+++ Data excerpts +++

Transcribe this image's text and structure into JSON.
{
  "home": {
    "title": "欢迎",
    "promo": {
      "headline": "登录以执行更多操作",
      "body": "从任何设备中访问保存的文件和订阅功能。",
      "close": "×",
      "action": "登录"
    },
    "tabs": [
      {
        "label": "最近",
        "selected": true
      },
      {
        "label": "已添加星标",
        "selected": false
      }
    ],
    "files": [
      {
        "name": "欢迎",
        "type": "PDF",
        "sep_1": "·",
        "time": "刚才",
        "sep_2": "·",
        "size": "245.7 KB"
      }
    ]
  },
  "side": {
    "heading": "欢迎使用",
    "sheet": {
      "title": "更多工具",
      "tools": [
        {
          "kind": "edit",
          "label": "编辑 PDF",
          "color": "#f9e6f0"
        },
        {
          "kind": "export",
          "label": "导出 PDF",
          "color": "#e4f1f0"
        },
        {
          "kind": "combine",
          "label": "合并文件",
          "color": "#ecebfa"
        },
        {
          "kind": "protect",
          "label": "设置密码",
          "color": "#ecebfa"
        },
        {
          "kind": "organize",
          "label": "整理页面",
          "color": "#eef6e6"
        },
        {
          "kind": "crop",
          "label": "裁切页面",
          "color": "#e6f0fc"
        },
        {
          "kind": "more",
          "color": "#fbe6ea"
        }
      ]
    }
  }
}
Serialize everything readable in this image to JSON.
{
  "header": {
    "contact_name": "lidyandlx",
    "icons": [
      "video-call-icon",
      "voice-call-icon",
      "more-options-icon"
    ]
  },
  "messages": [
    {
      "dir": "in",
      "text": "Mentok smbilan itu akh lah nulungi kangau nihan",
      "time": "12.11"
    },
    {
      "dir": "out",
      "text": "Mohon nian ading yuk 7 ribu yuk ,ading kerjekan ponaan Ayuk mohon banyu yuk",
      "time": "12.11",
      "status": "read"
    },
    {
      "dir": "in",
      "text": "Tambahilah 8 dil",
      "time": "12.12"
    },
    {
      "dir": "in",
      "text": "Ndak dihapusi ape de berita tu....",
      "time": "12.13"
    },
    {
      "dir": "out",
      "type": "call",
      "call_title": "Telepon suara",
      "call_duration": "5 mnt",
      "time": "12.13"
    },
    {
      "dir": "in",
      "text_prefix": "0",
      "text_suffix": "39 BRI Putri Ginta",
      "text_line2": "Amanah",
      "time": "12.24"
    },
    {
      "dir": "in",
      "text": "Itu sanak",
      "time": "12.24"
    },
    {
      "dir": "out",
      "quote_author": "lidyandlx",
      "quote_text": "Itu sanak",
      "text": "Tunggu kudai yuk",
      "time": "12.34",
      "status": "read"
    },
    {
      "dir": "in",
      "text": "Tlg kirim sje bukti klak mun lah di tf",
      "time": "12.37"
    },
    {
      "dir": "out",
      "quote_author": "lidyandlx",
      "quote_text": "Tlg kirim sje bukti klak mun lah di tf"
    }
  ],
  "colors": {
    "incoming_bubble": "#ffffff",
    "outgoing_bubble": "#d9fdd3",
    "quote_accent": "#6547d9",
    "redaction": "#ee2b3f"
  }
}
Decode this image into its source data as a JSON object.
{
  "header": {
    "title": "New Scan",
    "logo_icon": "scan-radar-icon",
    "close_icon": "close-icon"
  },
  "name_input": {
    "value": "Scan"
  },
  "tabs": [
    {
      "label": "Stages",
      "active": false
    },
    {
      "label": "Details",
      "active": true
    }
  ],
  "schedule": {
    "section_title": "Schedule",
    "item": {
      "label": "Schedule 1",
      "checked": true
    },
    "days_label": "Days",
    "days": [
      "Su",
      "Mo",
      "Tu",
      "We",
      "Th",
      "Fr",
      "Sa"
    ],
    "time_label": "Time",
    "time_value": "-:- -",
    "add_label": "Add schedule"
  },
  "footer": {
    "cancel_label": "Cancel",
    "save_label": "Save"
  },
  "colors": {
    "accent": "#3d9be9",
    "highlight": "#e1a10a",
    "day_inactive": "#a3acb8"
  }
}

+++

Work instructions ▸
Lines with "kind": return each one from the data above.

Task output ▸
          "kind": "edit",
          "kind": "export",
          "kind": "combine",
          "kind": "protect",
          "kind": "organize",
          "kind": "crop",
          "kind": "more",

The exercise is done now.